And that’s what Ima do ’til it’s over,
’til it’s over,
but it’s far from over.
While it’s certainly far from over, you really have to admire what this team has accomplished so far. This is a franchise that not only has won just a single series in its history, but they haven’t even won 50 games in a season before. Now here they sit projected to win 55 games and with an offense and defense that ranks 5th and 11th respectively, per offensive and defensive rating. Considering no team has won the Finals without having a top 12 offense and defense, their current standing places them in a prime position. Raptors fans have every reason to be excited.
But it’s not just about the statistics, this team is flat out fun to watch, and their two stars lead the way.
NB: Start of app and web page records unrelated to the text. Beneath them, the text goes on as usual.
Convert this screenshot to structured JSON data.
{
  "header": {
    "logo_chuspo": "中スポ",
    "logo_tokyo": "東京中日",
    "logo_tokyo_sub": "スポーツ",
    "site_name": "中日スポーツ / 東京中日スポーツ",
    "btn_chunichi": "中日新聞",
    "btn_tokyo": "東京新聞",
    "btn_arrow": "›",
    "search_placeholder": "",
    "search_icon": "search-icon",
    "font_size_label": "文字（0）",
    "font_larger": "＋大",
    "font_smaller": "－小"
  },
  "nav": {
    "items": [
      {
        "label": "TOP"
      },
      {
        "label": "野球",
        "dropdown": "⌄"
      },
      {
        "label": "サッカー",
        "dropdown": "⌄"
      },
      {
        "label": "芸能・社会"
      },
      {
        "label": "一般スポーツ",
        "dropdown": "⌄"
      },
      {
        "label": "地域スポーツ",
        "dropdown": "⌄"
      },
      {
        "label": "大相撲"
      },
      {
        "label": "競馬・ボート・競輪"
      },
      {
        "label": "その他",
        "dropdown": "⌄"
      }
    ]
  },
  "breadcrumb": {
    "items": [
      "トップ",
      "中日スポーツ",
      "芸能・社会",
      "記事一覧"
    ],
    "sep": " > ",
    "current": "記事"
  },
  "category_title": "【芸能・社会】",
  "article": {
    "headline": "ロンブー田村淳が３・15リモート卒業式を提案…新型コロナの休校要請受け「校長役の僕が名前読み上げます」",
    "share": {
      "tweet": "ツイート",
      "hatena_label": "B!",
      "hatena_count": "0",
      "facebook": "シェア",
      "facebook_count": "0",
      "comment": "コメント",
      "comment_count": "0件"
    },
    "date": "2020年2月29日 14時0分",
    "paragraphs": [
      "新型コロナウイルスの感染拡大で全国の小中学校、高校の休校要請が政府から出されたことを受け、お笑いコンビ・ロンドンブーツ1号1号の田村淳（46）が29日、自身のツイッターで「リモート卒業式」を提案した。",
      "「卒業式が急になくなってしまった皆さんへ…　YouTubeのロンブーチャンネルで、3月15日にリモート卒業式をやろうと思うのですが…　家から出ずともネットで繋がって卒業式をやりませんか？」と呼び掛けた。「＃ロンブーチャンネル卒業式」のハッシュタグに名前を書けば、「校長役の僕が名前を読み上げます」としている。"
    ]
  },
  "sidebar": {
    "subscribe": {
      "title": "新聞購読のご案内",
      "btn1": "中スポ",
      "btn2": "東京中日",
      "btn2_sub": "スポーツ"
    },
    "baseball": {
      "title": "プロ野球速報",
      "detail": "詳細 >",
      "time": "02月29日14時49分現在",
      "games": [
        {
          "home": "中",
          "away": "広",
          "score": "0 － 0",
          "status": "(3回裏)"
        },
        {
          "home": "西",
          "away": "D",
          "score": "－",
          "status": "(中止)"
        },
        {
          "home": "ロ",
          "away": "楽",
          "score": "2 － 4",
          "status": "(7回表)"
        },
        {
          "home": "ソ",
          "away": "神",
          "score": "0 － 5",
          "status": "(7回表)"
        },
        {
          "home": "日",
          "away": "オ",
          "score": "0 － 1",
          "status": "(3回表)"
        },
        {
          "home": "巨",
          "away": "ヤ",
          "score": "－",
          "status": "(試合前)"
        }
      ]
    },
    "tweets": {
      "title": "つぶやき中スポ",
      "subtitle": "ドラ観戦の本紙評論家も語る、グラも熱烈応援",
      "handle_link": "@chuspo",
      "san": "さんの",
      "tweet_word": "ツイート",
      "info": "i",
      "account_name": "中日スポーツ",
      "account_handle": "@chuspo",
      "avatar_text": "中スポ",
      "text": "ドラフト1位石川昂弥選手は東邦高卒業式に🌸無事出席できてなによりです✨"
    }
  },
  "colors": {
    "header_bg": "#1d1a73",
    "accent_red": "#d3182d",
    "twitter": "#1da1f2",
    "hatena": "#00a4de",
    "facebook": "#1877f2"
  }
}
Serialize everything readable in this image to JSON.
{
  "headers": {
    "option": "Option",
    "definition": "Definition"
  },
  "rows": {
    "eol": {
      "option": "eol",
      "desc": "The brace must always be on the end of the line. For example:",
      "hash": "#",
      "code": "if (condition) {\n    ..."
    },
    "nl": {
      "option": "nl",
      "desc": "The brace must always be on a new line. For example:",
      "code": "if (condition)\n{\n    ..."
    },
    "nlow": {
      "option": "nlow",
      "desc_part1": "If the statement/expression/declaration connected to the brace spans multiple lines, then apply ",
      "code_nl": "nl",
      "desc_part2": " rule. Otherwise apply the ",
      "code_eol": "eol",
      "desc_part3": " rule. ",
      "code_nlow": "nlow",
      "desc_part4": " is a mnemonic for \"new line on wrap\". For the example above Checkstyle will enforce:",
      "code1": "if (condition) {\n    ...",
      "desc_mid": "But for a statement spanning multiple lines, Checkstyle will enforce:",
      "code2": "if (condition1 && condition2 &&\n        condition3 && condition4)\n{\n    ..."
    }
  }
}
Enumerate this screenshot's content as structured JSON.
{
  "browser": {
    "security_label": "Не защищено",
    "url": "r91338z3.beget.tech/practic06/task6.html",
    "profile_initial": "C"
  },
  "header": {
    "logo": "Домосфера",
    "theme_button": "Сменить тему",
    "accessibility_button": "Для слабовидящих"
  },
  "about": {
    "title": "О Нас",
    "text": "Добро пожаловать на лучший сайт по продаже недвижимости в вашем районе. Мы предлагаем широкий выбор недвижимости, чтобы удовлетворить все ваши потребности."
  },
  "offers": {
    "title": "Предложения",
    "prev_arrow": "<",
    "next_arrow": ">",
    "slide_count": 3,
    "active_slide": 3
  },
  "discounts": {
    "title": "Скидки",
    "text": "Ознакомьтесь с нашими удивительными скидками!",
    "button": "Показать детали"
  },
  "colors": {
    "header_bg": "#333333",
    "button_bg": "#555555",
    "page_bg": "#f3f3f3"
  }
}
Kyle Lowry, who broke out two seasons ago, has only gotten better since showing this season in the best shape of his life. His minutes are up, his shooting percentages are up across the board and more importantly he’s taking 7 3s a game now and making 39% of them. His increased aggression has opened up space for everyone else on the offensive end of the floor.
And then you look at the intangibles. Lowry is just a great leader man. He always seems to rise to the occasion in the biggest moments, and he always seems to have the most energy of anyone on the floor at the end of games, once again a testament to the shape he’s put himself in. For a franchise that was betrayed by one star (Vince Carter) and abandoned by another (Chris Bosh), Lowry, a player who didn’t come into his own until 7 years into his career, is the perfect match of fan base and star. Lowry appreciates Toronto for believing in him as much as Toronto appreciates what he does for them on the floor and it’s beautiful to watch.
DeMar DeRozan deserves a ton of credit for becoming a star in his own right. With a game out of the 90s (taking less than 2 3s per game), there was always a fear about his level of effectiveness in the modern 3 point happy NBA, but he’s continued chugging along, getting to the rim more often than almost anyone else in the league. He keeps defenses honest by not letting them from focus too much on Lowry.
But when it comes to playoffs, I’ve been concerned about if DeRozan’s style translates to the playoffs and I’m not the only one. Typically in the playoffs when opposing coaches have more time to prepare for you, those driving lanes to the rim dry up, and when you put that in combination with refs calling less fouls than usual, the recipe is there for DeRozan to get frustrated and turn into a mediocre mid-range jump shooter, something that has happened in the past 2 Raptor first round exits. Despite all the improvements Toronto has made, despite Luis Scola extending his range to shoot 3s now, despite the excellent defense Bismack Biyombo has provided, how DeRozan’s offense translates to the postseason is the biggest factor to Toronto finally getting over the hump and making a deep run. If DeRozan continues to be aggressive or allows himself to be a playmaker in lieu of just settling for jumpers, the Raptors can be the Gods of the 6 (Kings of Toronto for all you lame people out there). But if he falls back into those old habits and forces Lowry to carry the offensive burden on his own, the Raps may find themselves in familiar territory: out in the first round in back to back (to back) seasons. Especially with old nemesis Washington lurking at the bottom of the East playoff picture.
But for right now, our friends up North should be excited. I think Toronto may have built something special and they should enjoy every minute of it. The path to the conference finals should be relatively clear, and then they’ll get their crack at LeBron, a series that promises to be entertaining as hell.
– Jim Bearor (@JimBearor)
– Evan Sally (@Evan_Sally)